» PROBLEM REQUIREMENTS: Return, from the lines below, each one that includes the word "value".
• • • • •
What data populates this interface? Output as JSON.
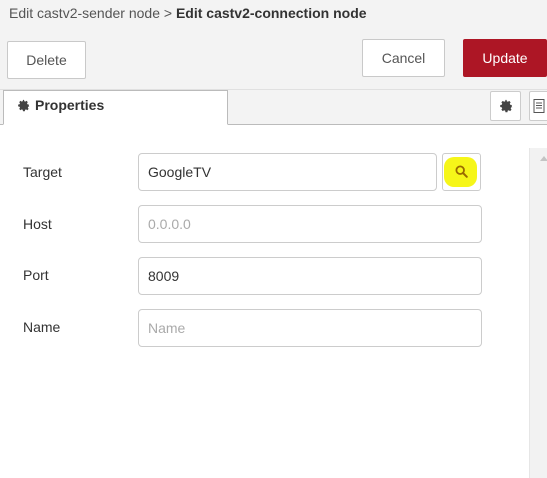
{
  "breadcrumb": {
    "parent": "Edit castv2-sender node",
    "separator": ">",
    "current": "Edit castv2-connection node"
  },
  "toolbar": {
    "delete_label": "Delete",
    "cancel_label": "Cancel",
    "update_label": "Update"
  },
  "tabs": {
    "properties_label": "Properties",
    "icons": [
      "gear-icon",
      "gear-icon",
      "document-icon"
    ]
  },
  "form": {
    "target": {
      "label": "Target",
      "value": "GoogleTV",
      "button_icon": "search-icon"
    },
    "host": {
      "label": "Host",
      "value": "",
      "placeholder": "0.0.0.0"
    },
    "port": {
      "label": "Port",
      "value": "8009"
    },
    "name": {
      "label": "Name",
      "value": "",
      "placeholder": "Name"
    }
  },
  "colors": {
    "update_button": "#ad1625",
    "search_highlight": "#f6f619",
    "header_bg": "#f3f3f3"
  }
}
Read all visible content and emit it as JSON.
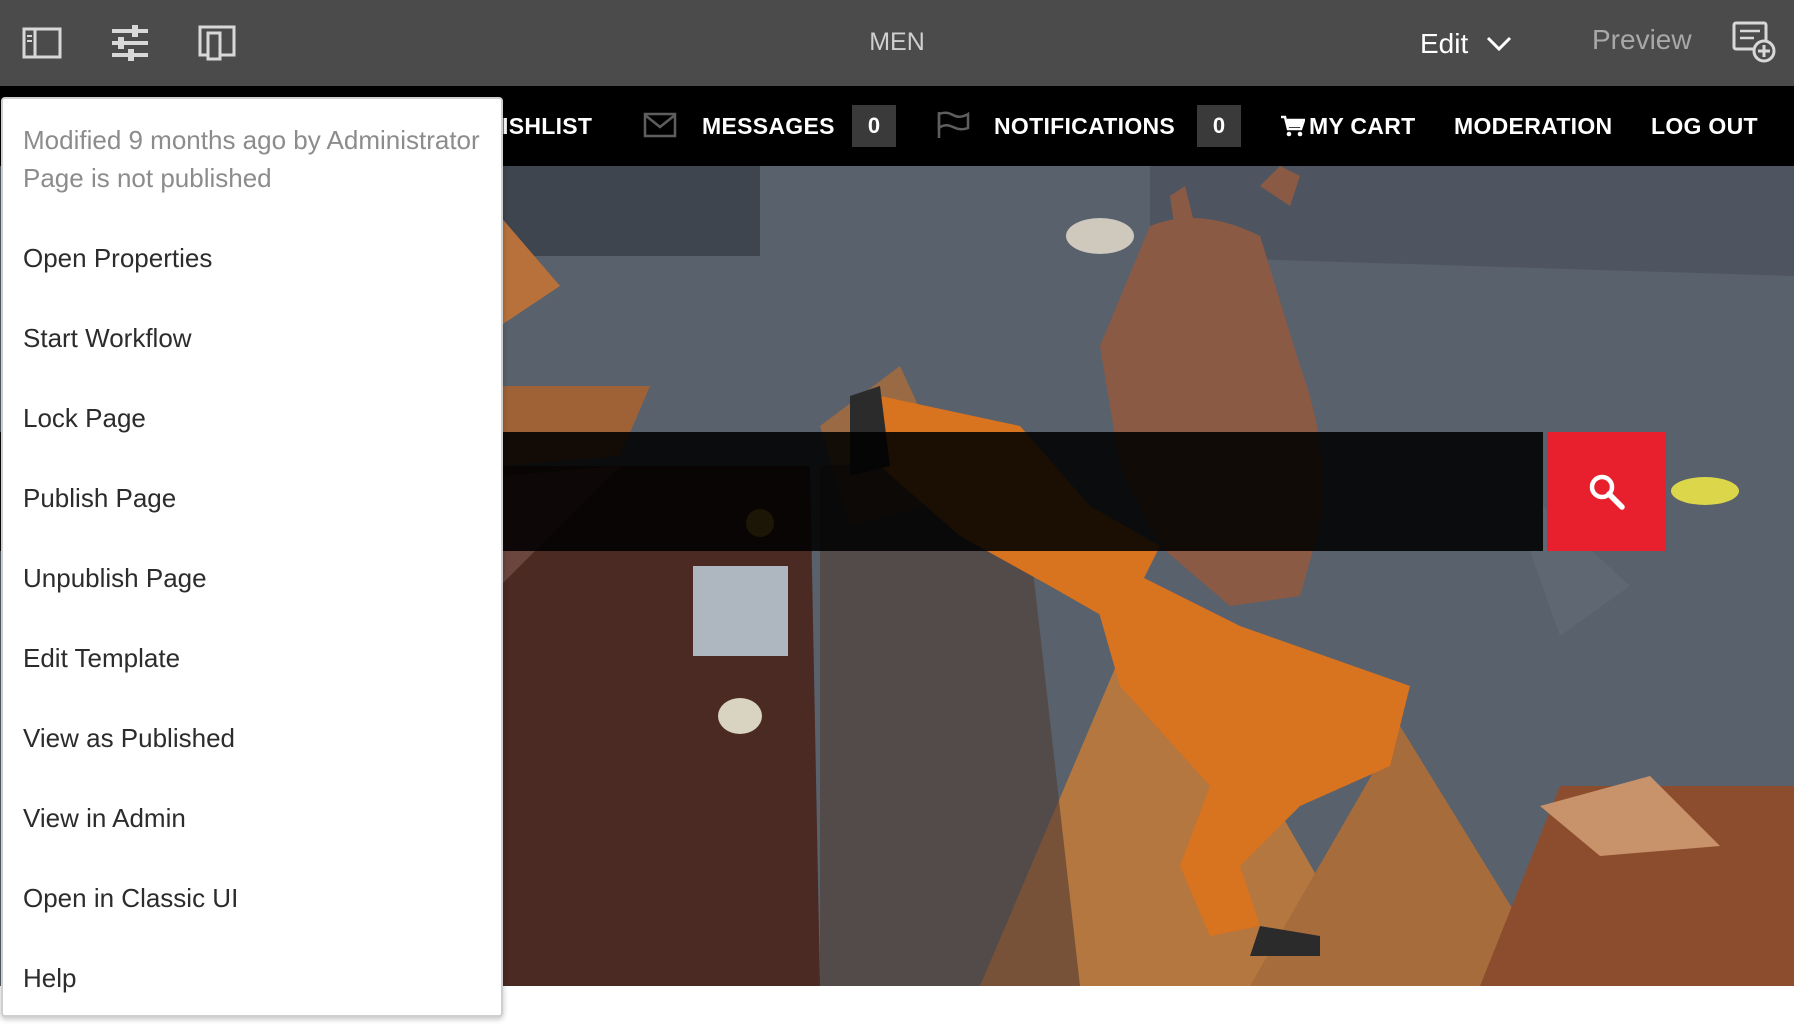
{
  "toolbar": {
    "title": "MEN",
    "mode": "Edit",
    "preview": "Preview",
    "icons": [
      "side-panel-icon",
      "page-information-icon",
      "emulator-icon",
      "annotation-icon",
      "chevron-down-icon"
    ]
  },
  "site_nav": {
    "wishlist": "WISHLIST",
    "messages": "MESSAGES",
    "messages_count": "0",
    "notifications": "NOTIFICATIONS",
    "notifications_count": "0",
    "cart": "MY CART",
    "moderation": "MODERATION",
    "logout": "LOG OUT",
    "icons": [
      "envelope-icon",
      "flag-icon",
      "cart-icon"
    ]
  },
  "search": {
    "icon": "search-icon",
    "button_color": "#e8202e"
  },
  "page_menu": {
    "modified": "Modified 9 months ago by Administrator",
    "status": "Page is not published",
    "items": [
      "Open Properties",
      "Start Workflow",
      "Lock Page",
      "Publish Page",
      "Unpublish Page",
      "Edit Template",
      "View as Published",
      "View in Admin",
      "Open in Classic UI",
      "Help"
    ]
  },
  "colors": {
    "toolbar_bg": "#4b4b4b",
    "nav_bg": "#000000",
    "accent_red": "#e8202e"
  }
}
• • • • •
» SOLUTION TO THIS EXERCISE:
      "value": "GoogleTV",
      "value": "",
      "value": "8009"
      "value": "",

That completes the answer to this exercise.